What are the Best Options Trades in History?
One of the biggest appeal of options trading is the possibility of a large profit in a short period of time.
This favorable profit/loss ratio is only possible with options because of the inherent leverage.
For stocks, one call or put option represents 100 shares of stock. And when options are out of the money and are trading cheaply, there is even more leverage.
Let’s examine three of the best options trades in recent history that have capitalized on this leverage.
TRADE #1: $2.4 Million in 28 Minutes
On March 27, 2015, the owner of an unidentified trading algorithm that instantaneously reads and digests news headlines made a little over $2,400,000 in just 28 minutes by buying $110,000 worth of call options on Altera stock.

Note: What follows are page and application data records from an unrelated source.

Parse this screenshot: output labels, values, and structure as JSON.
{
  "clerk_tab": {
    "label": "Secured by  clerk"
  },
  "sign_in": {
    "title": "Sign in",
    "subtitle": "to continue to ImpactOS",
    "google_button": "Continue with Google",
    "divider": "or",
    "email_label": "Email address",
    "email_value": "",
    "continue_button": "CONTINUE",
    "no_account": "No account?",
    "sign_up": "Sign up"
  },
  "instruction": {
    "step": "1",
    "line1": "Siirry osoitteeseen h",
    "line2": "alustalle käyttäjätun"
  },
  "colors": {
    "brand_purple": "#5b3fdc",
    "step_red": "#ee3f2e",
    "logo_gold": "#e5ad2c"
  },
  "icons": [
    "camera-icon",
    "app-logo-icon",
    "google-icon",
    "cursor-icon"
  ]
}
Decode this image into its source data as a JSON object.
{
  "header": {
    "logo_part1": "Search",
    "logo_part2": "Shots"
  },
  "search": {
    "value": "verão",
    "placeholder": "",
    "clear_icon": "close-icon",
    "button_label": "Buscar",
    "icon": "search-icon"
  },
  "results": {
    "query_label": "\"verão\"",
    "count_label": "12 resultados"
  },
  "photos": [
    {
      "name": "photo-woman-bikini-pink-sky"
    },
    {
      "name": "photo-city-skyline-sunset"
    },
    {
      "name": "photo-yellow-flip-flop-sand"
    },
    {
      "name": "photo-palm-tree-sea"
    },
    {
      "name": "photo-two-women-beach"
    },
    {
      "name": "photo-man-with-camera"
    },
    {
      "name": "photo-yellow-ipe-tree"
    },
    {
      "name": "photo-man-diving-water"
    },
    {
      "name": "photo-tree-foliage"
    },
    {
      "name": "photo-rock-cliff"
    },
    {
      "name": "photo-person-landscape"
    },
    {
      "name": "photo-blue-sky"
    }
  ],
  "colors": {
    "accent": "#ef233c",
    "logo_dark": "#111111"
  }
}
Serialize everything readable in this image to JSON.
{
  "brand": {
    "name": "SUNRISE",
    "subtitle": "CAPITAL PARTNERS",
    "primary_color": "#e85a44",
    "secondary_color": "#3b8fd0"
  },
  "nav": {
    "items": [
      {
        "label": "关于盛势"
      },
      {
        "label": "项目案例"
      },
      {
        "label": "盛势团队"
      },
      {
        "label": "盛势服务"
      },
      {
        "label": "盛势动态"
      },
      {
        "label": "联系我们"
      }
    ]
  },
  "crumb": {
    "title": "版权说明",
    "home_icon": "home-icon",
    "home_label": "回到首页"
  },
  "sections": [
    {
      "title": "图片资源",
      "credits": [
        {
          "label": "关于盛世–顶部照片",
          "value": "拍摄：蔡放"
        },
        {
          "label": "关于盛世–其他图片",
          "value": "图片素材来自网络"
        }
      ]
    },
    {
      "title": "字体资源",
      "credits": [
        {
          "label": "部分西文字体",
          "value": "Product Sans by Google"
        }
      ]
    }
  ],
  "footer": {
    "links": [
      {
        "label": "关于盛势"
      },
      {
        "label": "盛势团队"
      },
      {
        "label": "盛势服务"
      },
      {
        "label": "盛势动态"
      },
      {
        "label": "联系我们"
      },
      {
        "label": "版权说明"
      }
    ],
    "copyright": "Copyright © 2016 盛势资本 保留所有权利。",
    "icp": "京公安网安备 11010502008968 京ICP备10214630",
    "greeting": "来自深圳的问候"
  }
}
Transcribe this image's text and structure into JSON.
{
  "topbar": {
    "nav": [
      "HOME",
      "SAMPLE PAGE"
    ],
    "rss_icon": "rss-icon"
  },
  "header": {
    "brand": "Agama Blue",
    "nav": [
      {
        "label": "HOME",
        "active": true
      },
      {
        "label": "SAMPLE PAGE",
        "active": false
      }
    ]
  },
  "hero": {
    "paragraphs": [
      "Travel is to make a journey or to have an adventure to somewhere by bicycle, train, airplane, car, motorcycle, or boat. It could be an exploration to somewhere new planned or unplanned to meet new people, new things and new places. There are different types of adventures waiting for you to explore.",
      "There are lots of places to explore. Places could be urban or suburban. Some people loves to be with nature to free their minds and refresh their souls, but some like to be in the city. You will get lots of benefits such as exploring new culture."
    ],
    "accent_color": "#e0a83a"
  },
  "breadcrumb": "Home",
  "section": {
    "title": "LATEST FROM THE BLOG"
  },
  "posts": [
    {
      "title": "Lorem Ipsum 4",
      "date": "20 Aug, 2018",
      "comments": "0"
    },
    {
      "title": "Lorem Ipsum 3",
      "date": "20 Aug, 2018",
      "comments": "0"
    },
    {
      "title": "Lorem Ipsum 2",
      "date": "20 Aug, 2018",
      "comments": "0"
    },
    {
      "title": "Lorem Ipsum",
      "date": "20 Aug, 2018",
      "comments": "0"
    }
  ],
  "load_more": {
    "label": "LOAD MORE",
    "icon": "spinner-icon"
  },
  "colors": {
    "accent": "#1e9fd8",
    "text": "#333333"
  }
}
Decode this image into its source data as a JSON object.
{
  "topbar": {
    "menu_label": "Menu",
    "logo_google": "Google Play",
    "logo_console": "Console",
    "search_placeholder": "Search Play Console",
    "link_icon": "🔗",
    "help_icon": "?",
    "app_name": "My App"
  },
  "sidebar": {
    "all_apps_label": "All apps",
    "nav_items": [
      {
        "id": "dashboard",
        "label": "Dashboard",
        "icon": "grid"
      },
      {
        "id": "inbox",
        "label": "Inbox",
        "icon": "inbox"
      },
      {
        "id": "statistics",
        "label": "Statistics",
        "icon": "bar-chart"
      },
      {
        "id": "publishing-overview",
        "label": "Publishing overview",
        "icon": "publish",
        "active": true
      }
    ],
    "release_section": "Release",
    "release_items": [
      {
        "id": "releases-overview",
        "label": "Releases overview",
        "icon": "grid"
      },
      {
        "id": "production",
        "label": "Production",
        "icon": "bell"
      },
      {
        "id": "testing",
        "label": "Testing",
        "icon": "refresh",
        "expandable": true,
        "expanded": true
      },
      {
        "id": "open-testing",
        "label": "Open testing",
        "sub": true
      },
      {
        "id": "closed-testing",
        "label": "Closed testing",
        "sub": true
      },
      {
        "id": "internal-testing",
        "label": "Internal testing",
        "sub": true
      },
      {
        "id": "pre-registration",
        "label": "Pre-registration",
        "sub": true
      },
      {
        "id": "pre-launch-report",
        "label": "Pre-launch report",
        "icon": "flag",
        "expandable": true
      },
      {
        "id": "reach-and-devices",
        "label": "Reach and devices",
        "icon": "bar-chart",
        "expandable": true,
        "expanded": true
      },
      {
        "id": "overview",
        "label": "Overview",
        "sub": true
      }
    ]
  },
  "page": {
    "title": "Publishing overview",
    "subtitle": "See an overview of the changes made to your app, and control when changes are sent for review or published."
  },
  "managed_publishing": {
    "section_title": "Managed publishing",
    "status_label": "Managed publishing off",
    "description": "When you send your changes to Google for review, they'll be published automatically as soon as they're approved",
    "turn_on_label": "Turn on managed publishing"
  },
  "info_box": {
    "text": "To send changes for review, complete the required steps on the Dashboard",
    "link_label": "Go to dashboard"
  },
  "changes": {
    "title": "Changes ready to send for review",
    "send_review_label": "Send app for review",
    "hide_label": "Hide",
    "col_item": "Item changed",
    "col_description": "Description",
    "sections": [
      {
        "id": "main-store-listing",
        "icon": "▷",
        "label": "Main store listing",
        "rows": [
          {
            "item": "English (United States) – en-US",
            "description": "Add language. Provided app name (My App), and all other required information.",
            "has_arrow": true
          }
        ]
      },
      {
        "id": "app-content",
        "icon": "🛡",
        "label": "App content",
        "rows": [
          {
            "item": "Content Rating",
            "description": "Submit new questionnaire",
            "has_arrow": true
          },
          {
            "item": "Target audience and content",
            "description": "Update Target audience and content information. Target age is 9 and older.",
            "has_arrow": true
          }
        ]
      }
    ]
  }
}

This was back when Intel (ticker symbol INTC) was in “talks” to buy Altera (ticker symbol ALTR).
Within approximately 2 seconds of the buyout rumor surfacing on Dow Jones Newswires, the algo scooped up about 3,158 call options with a strike price of $36. The price was $0.35 for each contract.
At the time, ALTR was trading around $34 per share. This meant the $36 strike price options were out of the money, and cost $110,530 to purchase. After the news, ALTR stock was halted and reopened 28% higher.
Remember, if options were to expire out of the money, they would be worthless, so this was an inherently risky trade. If the trader purchased $100k worth of ALTR stock, that wouldn’t be at risk of expiring worthless, although ALTR could technically trade to zero.
Since ALTR traded 28% higher about 30 minutes after the calls were purchased, the profit was enormous.
This is the actual buyout tweet from a WSJ reporter that came shortly after the DJN headline. Originally, market participants thought the Altera options trade occurred moments after this tweet.
As it turns out, the $110,530 options trade occurred about 19 seconds BEFORE this tweet and only 1 second after the DJN headline. Meaning, the algo/trader read the headline in approximately 1 second and knew about the buyout before the reporter.
— Dana Mattioli (@DanaMattioli) March 27, 2015
Although it can not be confirmed that the trader behind this brilliant options trade is an algorithm and not a human, it’s highly inconceivable that a human would be fast enough to buy $100k worth of options within seconds of reading a news headline. It’s important to note that this is not insider trading, because once something is published on a news website, it’s public information.
A well-perfected algorithm could easily make this trade in milliseconds, and this is a far more plausible explanation. Selecting a strike price and deciding to buying the calls at the mid-price or hitting the ask would likely take longer than 1 second.
Regardless, whoever (or whatever) placed this trade, unequivocally maximized the power of options. Had they used normal ALTR stock, they would have only made a measly profit of $34,000. Instead, the 3,158 call options originally purchased for $0.35 were worth $7.60 just 28 minutes after placing the trade, resulting in a profit of millions instead of thousands.
Is this one of the greatest options trades in history? Simply put, yes. A total profit of $2,400,000 in half an hour breaks down to $80,000 per minute. Not bad.
TRADE #2: $250,000 Selling Put Options
If you traded at all on August 24th, 2015, when markets around the world effectively crashed 10% due to China devaluing its currency, then you know firsthand how chaotic the markets truly were. Amidst the chaos, there was an enormous amount of opportunity.
For one daytrader based in Japan who goes by the name CIS, a whopping fortune of $34,000,000 was made in one single day. Although most of the millions he made that day came from shorting Nikkei index futures, he made a quarter of a million dollars by selling overpriced put options to investors that panicked.
After closing out his short position in the Nikkei index futures, he noticed far out of the money puts were trading for a heavy premium.
In order for the puts to be worth something, the Nikkei would have had to fall below 10,500 (a 40% decrease). CIS saw this as very unlikely and was more than happy to sell $250,o000 worth of options premium.
Shortly after he placed this trade, the Nikkei started to rebound and volatility collapsed. The puts ended up expiring worthless and CIS collected more money from selling put options than most people will see in their entire lives.
TRADE #3: Dynamic Hedging
Nassim Taleb is an academic, author, and hedge fund manager who made over $1 billion dollars buying put options on the S&P 500 index throughout the aforementioned market turmoil on August 24, 2015.
He is best known for his claim that six sigma market moves, i.e. percentage moves in assets beyond the realm of normal standard deviations, occur much more frequently than they statistically should.
According to the Wall Street Journal, Universa Investments LP, Nassim Taleb’s hedge fund, gained roughly 20% resulting in a partially realised profit of $1 billion on Monday , August 24th 2015 when the S&P 500 traded down about 8% and the VIX Index soared about 50%.
Essentially, the strategy of Taleb’s hedge fund is to constantly look for cheap near-term put options on the S&P 500 index and purchase them.
Hedge funds like Taleb’s do precisely what a hedge fund was originally intended to do: provide a way for accredited investors to hedge their portfolios against abnormal market downturns.
A billion dollar profit in one day is definitely one of the best options trades in history.